What it’s like being an atheist in the South
‘My mother thinks it’s just a phase I’m going through’
Southwest Virginia is a Christian-dominated area, boasting a church around almost every corner in which one of the first questions asked upon introductions is, ‘Where do you go to church?’
It comes as no surprise that there’s very little presence of atheism. It’s fairly common for atheists to hide that fact in the region, mostly due to the very term ‘atheism’ being treated like a curse-word.
We talked to an atheist from the area that wanted to come forward with his story.
Stuart VanDyke was raised as a Christian by his parents.
“I was taken to church as a baby,” he said, “and I remember Sunday school from about the age of four to, maybe, seven. I stopped attending church between the ages of seven and 13. Then [my grandmother] asked me if I wanted to go to church and I went with her for the next two years. After about age 15, I was asked if I wanted to continue going to church and I decided to stop attending.”
He said: “I was always taught to figure out things for myself and question what I hear and read,” which led him to atheism.
He became an atheist around the age of 18, but began researching other religions and questioning Christianity around the age of 16. By 19, after researching and examining several religions, he said: “I realized they were all designed mostly the same way—that they were written by man and they were used to control the population.”
Like other atheists in the region, Stuart was apprehensive in telling others. “I didn’t tell my parents I was an atheist until I was 21 and my mother still believes it’s her fault that I am one.”

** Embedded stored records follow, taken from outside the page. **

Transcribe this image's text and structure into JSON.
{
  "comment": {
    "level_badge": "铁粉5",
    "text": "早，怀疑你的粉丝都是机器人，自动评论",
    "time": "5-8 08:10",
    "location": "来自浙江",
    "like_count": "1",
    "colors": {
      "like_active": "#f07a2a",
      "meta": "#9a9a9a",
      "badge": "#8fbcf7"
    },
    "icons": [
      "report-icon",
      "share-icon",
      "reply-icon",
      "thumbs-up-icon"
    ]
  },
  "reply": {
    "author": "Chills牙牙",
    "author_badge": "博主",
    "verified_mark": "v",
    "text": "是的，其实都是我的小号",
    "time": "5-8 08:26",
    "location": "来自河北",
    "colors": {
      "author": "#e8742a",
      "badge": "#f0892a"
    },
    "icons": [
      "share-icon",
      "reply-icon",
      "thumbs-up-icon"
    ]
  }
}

“My mother reacted with shock and anger. She told me, ‘if you ever want to make anything of your life, you’d better quit with the atheistic crap.’
“My father, on the other hand, just told me that there is a reason I am alive and that there is a God—a much more peaceful reaction than my mother’s,” he said.
“Life was tense for the first few months and then it went back to mostly normal.
“My mother thinks it’s just a phase I’m going through and that I will move back toward Christianity once I have my own children. She doesn’t really try to change my mind at all, though.”
Living in a Christian-dominated area is stressful for Stuart. He said he’s often treated differently once they find out he doesn’t attend church.
“The people that live in the Christian-dominated south often shun you for being an atheist. They consider you to be hateful and dangerous until proven otherwise which, with some of them, proving you aren’t a hateful Satan-worshiper is impossible.
“I find that it can help if I hide who I am,” Stuart said, “but I know that I can’t change anyone’s opinions by hiding.”
Stuart said: “Southerners treat atheism as an affront to their God and that they view atheists as being hateful and angry all the time.” This is not always the case. Atheists, as a general rule, are not all determined to sway you from your faith. Stuart just wants the freedom to be open about who he is and not be judged for it.
“I would say to someone in my position, they shouldn’t let themselves be forced into silence by their community and encourage them to not become hateful toward those with whom they disagree.”
People often think fondly of the south for being Christian-dominated, but that also comes with challenges for those that aren’t Christian. Christianity has both a positive and negative influence on the area. It has the potential to produce kinder, more loving people, but it can also cause people to be judgmental toward others.
There is never a cause to be hateful to someone with whom you disagree or to treat them any differently. They are still people and have every right to believe what they choose, same as you.